GIVEN ENTRIES START

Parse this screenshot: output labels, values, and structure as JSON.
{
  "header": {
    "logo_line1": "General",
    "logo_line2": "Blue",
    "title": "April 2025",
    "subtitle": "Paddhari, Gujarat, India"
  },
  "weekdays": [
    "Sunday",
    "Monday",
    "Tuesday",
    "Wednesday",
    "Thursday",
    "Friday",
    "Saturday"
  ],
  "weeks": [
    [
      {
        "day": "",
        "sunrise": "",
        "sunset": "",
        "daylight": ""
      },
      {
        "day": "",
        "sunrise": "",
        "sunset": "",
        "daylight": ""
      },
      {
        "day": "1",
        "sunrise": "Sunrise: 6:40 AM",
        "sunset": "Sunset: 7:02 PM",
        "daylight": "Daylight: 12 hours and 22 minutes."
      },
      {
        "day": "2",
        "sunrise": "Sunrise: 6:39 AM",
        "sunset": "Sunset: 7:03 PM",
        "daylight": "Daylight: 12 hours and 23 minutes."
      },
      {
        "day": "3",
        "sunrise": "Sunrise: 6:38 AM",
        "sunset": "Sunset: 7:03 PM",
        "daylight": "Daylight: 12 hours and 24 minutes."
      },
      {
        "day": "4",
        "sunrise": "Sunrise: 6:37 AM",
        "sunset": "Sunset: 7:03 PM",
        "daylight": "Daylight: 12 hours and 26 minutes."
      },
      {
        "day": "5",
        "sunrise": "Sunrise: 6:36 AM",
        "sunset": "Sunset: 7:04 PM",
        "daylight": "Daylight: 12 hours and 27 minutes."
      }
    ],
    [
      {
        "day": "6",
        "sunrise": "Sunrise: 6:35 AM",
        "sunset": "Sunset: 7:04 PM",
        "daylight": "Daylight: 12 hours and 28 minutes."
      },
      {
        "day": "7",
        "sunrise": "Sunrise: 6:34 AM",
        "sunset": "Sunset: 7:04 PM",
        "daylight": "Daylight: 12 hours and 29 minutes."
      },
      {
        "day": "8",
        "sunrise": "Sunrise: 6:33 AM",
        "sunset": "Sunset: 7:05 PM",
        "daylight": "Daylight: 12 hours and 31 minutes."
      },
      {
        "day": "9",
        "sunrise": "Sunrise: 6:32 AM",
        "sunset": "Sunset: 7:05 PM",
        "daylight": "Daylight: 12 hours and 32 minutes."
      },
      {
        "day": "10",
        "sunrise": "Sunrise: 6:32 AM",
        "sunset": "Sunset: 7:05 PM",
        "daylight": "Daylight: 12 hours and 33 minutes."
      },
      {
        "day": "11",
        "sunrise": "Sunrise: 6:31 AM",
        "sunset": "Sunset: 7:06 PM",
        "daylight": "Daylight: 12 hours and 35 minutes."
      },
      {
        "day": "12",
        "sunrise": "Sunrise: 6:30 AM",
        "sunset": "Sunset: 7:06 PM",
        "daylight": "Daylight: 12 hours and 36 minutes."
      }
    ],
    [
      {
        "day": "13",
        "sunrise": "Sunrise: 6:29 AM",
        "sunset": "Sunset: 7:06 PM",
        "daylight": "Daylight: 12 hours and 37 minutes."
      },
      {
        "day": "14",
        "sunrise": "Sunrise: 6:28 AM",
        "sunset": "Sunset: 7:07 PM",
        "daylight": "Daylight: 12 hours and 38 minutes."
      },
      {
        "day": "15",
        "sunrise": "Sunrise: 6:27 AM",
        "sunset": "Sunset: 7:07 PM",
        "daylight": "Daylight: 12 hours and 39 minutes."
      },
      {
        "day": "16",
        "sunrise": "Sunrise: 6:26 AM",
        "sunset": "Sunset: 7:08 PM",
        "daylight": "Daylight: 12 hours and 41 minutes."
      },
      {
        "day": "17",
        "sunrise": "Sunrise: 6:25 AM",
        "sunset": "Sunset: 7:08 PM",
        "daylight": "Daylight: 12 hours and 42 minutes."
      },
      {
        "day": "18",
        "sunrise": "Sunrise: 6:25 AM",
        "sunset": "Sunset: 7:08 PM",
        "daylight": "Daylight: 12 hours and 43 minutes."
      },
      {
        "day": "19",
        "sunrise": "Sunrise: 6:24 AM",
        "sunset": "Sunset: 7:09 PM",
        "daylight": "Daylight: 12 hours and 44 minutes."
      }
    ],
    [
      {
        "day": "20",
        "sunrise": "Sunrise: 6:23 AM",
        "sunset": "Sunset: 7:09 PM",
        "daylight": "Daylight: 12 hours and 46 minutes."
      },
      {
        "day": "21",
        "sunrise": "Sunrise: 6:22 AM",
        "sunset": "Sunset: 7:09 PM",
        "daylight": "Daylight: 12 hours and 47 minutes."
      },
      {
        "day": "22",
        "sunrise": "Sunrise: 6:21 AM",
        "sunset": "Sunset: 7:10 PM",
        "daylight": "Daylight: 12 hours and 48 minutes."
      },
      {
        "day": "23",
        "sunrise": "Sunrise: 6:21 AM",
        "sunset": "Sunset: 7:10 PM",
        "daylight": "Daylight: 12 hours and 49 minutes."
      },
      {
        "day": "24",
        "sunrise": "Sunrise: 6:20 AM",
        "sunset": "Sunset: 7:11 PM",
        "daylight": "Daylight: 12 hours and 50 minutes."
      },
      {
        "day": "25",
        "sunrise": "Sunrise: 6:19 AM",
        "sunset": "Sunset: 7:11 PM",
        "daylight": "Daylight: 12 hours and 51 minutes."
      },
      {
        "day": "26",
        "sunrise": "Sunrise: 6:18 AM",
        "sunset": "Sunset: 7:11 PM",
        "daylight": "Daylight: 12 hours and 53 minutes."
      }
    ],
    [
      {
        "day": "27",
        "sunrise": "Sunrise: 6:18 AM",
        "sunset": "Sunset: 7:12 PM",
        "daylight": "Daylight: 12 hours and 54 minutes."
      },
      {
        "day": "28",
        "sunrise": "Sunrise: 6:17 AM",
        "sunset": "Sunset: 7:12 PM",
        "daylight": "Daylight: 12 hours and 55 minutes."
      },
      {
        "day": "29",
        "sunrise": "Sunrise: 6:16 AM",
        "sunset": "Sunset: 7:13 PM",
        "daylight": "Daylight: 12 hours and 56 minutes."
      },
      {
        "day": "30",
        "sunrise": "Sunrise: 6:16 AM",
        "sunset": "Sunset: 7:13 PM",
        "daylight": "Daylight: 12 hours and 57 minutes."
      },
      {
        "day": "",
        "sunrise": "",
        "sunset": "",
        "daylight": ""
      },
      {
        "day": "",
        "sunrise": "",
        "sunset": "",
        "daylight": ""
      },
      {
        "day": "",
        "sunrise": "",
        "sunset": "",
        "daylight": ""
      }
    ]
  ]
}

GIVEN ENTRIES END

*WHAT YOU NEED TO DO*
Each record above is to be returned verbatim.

*THE COMPLETED TASK*
Parse this screenshot: output labels, values, and structure as JSON.
{
  "header": {
    "logo_line1": "General",
    "logo_line2": "Blue",
    "title": "April 2025",
    "subtitle": "Paddhari, Gujarat, India"
  },
  "weekdays": [
    "Sunday",
    "Monday",
    "Tuesday",
    "Wednesday",
    "Thursday",
    "Friday",
    "Saturday"
  ],
  "weeks": [
    [
      {
        "day": "",
        "sunrise": "",
        "sunset": "",
        "daylight": ""
      },
      {
        "day": "",
        "sunrise": "",
        "sunset": "",
        "daylight": ""
      },
      {
        "day": "1",
        "sunrise": "Sunrise: 6:40 AM",
        "sunset": "Sunset: 7:02 PM",
        "daylight": "Daylight: 12 hours and 22 minutes."
      },
      {
        "day": "2",
        "sunrise": "Sunrise: 6:39 AM",
        "sunset": "Sunset: 7:03 PM",
        "daylight": "Daylight: 12 hours and 23 minutes."
      },
      {
        "day": "3",
        "sunrise": "Sunrise: 6:38 AM",
        "sunset": "Sunset: 7:03 PM",
        "daylight": "Daylight: 12 hours and 24 minutes."
      },
      {
        "day": "4",
        "sunrise": "Sunrise: 6:37 AM",
        "sunset": "Sunset: 7:03 PM",
        "daylight": "Daylight: 12 hours and 26 minutes."
      },
      {
        "day": "5",
        "sunrise": "Sunrise: 6:36 AM",
        "sunset": "Sunset: 7:04 PM",
        "daylight": "Daylight: 12 hours and 27 minutes."
      }
    ],
    [
      {
        "day": "6",
        "sunrise": "Sunrise: 6:35 AM",
        "sunset": "Sunset: 7:04 PM",
        "daylight": "Daylight: 12 hours and 28 minutes."
      },
      {
        "day": "7",
        "sunrise": "Sunrise: 6:34 AM",
        "sunset": "Sunset: 7:04 PM",
        "daylight": "Daylight: 12 hours and 29 minutes."
      },
      {
        "day": "8",
        "sunrise": "Sunrise: 6:33 AM",
        "sunset": "Sunset: 7:05 PM",
        "daylight": "Daylight: 12 hours and 31 minutes."
      },
      {
        "day": "9",
        "sunrise": "Sunrise: 6:32 AM",
        "sunset": "Sunset: 7:05 PM",
        "daylight": "Daylight: 12 hours and 32 minutes."
      },
      {
        "day": "10",
        "sunrise": "Sunrise: 6:32 AM",
        "sunset": "Sunset: 7:05 PM",
        "daylight": "Daylight: 12 hours and 33 minutes."
      },
      {
        "day": "11",
        "sunrise": "Sunrise: 6:31 AM",
        "sunset": "Sunset: 7:06 PM",
        "daylight": "Daylight: 12 hours and 35 minutes."
      },
      {
        "day": "12",
        "sunrise": "Sunrise: 6:30 AM",
        "sunset": "Sunset: 7:06 PM",
        "daylight": "Daylight: 12 hours and 36 minutes."
      }
    ],
    [
      {
        "day": "13",
        "sunrise": "Sunrise: 6:29 AM",
        "sunset": "Sunset: 7:06 PM",
        "daylight": "Daylight: 12 hours and 37 minutes."
      },
      {
        "day": "14",
        "sunrise": "Sunrise: 6:28 AM",
        "sunset": "Sunset: 7:07 PM",
        "daylight": "Daylight: 12 hours and 38 minutes."
      },
      {
        "day": "15",
        "sunrise": "Sunrise: 6:27 AM",
        "sunset": "Sunset: 7:07 PM",
        "daylight": "Daylight: 12 hours and 39 minutes."
      },
      {
        "day": "16",
        "sunrise": "Sunrise: 6:26 AM",
        "sunset": "Sunset: 7:08 PM",
        "daylight": "Daylight: 12 hours and 41 minutes."
      },
      {
        "day": "17",
        "sunrise": "Sunrise: 6:25 AM",
        "sunset": "Sunset: 7:08 PM",
        "daylight": "Daylight: 12 hours and 42 minutes."
      },
      {
        "day": "18",
        "sunrise": "Sunrise: 6:25 AM",
        "sunset": "Sunset: 7:08 PM",
        "daylight": "Daylight: 12 hours and 43 minutes."
      },
      {
        "day": "19",
        "sunrise": "Sunrise: 6:24 AM",
        "sunset": "Sunset: 7:09 PM",
        "daylight": "Daylight: 12 hours and 44 minutes."
      }
    ],
    [
      {
        "day": "20",
        "sunrise": "Sunrise: 6:23 AM",
        "sunset": "Sunset: 7:09 PM",
        "daylight": "Daylight: 12 hours and 46 minutes."
      },
      {
        "day": "21",
        "sunrise": "Sunrise: 6:22 AM",
        "sunset": "Sunset: 7:09 PM",
        "daylight": "Daylight: 12 hours and 47 minutes."
      },
      {
        "day": "22",
        "sunrise": "Sunrise: 6:21 AM",
        "sunset": "Sunset: 7:10 PM",
        "daylight": "Daylight: 12 hours and 48 minutes."
      },
      {
        "day": "23",
        "sunrise": "Sunrise: 6:21 AM",
        "sunset": "Sunset: 7:10 PM",
        "daylight": "Daylight: 12 hours and 49 minutes."
      },
      {
        "day": "24",
        "sunrise": "Sunrise: 6:20 AM",
        "sunset": "Sunset: 7:11 PM",
        "daylight": "Daylight: 12 hours and 50 minutes."
      },
      {
        "day": "25",
        "sunrise": "Sunrise: 6:19 AM",
        "sunset": "Sunset: 7:11 PM",
        "daylight": "Daylight: 12 hours and 51 minutes."
      },
      {
        "day": "26",
        "sunrise": "Sunrise: 6:18 AM",
        "sunset": "Sunset: 7:11 PM",
        "daylight": "Daylight: 12 hours and 53 minutes."
      }
    ],
    [
      {
        "day": "27",
        "sunrise": "Sunrise: 6:18 AM",
        "sunset": "Sunset: 7:12 PM",
        "daylight": "Daylight: 12 hours and 54 minutes."
      },
      {
        "day": "28",
        "sunrise": "Sunrise: 6:17 AM",
        "sunset": "Sunset: 7:12 PM",
        "daylight": "Daylight: 12 hours and 55 minutes."
      },
      {
        "day": "29",
        "sunrise": "Sunrise: 6:16 AM",
        "sunset": "Sunset: 7:13 PM",
        "daylight": "Daylight: 12 hours and 56 minutes."
      },
      {
        "day": "30",
        "sunrise": "Sunrise: 6:16 AM",
        "sunset": "Sunset: 7:13 PM",
        "daylight": "Daylight: 12 hours and 57 minutes."
      },
      {
        "day": "",
        "sunrise": "",
        "sunset": "",
        "daylight": ""
      },
      {
        "day": "",
        "sunrise": "",
        "sunset": "",
        "daylight": ""
      },
      {
        "day": "",
        "sunrise": "",
        "sunset": "",
        "daylight": ""
      }
    ]
  ]
}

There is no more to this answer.